Last come the transformer units, which are more fragile than they look. Each of these three-quart cans is almost completely filled with beeswax, potting the core and windings and occasionally overflowing the phenolic tag board at the bottom, which holds the crossover parts. My 1959 ESLs predated the Quad factory modification that made the speakers' dispersion more suited for stereo (among other things); for that reason, and because I'm more of an audio geek than I sometimes admit to, I wanted to replace the original capacitors and resistors with modern equivalents. So I heated up my desoldering tool—the kind with the vaguely obscene-looking rubber bulb—and set to work stripping all the terminal posts to the bare metal.

Very bad idea. The finished job looked nice enough, but when I used my digital multitester to check that all the resistances were right, I found a shorted coil on one speaker's trannie and two on the other.

Panic ensued, appropriately. With the guidance of Wayne Picquet and the indulgence of my wife, I used a discarded pot, an inclined "draining bracket" fashioned from a joist hanger, and our General Electric oven to remove all the wax and get to the core of the problem—literally. All on a Sunday morning.

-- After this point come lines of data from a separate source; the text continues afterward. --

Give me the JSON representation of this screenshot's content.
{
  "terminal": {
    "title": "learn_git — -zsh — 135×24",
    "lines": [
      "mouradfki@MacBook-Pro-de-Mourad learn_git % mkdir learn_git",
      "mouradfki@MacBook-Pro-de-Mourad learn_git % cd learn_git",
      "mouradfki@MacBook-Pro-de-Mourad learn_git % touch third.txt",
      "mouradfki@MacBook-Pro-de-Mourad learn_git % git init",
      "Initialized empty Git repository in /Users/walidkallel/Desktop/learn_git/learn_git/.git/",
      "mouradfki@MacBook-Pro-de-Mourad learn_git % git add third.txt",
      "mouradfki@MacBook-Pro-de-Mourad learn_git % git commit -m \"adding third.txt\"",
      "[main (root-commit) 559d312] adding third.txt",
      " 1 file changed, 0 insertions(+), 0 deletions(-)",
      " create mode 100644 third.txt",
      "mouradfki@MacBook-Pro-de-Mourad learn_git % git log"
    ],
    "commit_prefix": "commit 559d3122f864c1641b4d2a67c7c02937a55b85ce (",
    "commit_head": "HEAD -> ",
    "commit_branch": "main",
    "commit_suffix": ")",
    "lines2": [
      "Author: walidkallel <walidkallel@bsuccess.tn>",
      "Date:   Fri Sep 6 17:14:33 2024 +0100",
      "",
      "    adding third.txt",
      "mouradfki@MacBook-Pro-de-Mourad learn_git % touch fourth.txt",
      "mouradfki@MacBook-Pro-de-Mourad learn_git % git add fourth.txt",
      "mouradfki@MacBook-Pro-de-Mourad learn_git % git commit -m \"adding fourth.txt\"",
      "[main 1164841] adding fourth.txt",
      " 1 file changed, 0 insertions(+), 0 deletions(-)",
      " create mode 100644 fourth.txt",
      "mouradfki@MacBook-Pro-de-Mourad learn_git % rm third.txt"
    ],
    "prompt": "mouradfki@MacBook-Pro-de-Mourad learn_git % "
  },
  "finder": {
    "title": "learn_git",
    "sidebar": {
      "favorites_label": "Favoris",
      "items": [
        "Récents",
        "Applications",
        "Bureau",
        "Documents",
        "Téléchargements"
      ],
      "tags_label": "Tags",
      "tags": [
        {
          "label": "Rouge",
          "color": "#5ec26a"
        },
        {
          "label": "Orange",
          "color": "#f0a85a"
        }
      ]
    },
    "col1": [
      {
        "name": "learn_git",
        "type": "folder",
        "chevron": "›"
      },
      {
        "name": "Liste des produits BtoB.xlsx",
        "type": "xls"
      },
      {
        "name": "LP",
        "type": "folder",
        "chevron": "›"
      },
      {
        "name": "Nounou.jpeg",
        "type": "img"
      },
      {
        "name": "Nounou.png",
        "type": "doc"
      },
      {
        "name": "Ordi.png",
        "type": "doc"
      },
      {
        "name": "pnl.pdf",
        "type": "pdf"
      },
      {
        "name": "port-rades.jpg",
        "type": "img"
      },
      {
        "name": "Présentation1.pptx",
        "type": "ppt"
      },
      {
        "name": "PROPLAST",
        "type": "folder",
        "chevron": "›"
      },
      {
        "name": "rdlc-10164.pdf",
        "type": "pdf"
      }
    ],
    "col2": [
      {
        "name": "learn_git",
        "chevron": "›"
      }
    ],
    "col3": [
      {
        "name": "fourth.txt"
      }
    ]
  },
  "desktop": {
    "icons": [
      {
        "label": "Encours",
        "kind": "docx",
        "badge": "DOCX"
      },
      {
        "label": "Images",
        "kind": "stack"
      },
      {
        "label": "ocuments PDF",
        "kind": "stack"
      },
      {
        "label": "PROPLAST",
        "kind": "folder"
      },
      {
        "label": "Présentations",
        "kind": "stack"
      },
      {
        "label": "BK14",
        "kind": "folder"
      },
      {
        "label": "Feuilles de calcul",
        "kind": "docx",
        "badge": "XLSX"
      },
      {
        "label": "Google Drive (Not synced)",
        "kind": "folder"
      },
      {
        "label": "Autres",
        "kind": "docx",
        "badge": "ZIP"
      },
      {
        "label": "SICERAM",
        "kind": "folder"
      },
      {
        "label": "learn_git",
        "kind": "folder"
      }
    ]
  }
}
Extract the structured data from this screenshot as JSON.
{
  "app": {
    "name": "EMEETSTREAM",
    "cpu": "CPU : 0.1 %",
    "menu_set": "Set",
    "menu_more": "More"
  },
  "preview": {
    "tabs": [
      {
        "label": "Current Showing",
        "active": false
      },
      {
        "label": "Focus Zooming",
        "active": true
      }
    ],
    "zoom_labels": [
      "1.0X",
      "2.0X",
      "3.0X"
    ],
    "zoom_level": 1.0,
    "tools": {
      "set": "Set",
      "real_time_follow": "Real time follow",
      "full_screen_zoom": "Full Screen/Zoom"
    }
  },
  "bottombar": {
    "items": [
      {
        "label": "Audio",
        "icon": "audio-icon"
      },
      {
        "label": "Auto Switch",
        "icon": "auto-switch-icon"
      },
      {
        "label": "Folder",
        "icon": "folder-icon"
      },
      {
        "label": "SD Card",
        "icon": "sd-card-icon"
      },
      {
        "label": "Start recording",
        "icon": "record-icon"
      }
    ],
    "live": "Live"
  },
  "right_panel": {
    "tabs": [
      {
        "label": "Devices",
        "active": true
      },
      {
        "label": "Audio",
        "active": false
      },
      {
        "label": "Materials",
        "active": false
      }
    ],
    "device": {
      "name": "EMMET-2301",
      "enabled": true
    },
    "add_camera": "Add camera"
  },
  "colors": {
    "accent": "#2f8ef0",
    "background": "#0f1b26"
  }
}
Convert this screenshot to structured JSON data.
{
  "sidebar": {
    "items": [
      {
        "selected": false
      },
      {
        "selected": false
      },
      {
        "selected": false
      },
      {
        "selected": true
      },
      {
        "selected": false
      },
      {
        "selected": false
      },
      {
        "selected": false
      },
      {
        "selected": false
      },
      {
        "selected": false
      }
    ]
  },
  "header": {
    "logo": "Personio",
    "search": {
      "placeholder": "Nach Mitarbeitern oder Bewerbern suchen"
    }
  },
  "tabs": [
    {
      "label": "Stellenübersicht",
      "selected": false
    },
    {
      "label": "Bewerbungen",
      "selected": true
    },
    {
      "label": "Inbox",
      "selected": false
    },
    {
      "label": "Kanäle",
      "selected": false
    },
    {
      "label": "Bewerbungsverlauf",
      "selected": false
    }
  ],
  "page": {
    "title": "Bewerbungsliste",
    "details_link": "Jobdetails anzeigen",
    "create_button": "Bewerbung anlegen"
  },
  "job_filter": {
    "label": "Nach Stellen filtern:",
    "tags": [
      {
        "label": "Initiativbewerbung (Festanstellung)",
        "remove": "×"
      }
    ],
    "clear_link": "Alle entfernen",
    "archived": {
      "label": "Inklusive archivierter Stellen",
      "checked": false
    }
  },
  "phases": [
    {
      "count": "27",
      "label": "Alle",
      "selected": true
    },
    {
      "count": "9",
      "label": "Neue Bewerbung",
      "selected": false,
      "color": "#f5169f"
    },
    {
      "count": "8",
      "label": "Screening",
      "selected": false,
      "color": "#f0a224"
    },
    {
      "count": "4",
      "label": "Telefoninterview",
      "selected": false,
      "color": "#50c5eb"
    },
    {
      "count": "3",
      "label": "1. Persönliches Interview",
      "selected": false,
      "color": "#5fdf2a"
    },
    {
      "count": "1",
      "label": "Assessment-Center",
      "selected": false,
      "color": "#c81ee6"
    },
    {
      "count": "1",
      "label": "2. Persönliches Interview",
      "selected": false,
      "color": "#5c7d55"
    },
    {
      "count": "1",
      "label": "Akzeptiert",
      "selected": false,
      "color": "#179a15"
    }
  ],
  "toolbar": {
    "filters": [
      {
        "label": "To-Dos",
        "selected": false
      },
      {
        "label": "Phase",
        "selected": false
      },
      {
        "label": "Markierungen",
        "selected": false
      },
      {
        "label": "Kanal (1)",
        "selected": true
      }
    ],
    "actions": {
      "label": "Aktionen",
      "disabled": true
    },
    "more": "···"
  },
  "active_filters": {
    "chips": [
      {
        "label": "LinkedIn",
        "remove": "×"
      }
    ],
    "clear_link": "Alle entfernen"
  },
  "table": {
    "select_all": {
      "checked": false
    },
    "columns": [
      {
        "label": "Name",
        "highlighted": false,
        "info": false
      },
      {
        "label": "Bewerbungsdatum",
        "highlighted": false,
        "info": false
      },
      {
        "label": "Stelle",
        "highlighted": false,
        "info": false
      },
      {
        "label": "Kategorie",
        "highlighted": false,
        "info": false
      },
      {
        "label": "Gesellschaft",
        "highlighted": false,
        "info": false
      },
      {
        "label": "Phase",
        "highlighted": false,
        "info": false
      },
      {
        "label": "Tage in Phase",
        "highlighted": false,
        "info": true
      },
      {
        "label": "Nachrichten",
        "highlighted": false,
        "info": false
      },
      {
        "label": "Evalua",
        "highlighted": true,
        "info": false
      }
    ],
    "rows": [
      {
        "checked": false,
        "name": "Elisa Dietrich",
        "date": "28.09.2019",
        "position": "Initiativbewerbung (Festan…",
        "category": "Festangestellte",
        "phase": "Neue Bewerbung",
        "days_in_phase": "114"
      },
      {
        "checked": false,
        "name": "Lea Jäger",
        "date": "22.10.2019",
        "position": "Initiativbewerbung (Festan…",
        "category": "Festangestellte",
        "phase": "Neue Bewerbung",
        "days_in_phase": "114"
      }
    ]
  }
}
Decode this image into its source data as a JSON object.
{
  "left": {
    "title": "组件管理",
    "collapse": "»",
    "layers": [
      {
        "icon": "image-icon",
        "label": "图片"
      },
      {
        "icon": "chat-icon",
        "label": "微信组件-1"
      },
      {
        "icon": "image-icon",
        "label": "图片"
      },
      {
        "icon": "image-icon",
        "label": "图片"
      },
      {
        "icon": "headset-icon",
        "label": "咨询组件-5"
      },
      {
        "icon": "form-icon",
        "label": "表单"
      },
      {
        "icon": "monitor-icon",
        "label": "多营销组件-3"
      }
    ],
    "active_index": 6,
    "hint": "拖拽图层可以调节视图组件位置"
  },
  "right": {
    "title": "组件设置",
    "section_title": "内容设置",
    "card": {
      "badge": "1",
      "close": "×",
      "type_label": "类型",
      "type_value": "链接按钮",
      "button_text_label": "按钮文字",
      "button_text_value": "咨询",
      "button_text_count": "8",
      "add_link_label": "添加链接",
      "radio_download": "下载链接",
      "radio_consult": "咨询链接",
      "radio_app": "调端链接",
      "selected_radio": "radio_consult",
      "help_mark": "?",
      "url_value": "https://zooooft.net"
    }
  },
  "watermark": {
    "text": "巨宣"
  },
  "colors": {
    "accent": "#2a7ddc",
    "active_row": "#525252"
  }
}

The problem was insurmountable: I had fried some internal connections on both transformers when I overheated the terminals with my desoldering tool. I hung my head in shame—and then, on Monday morning, threw myself on the mercy of Mike Grubb and Randy Stringer of QS&D, who have refurbished more Quads than any other two people I know. The next day, vintage trannies from an unrestorable pair of ESLs were on their way to me.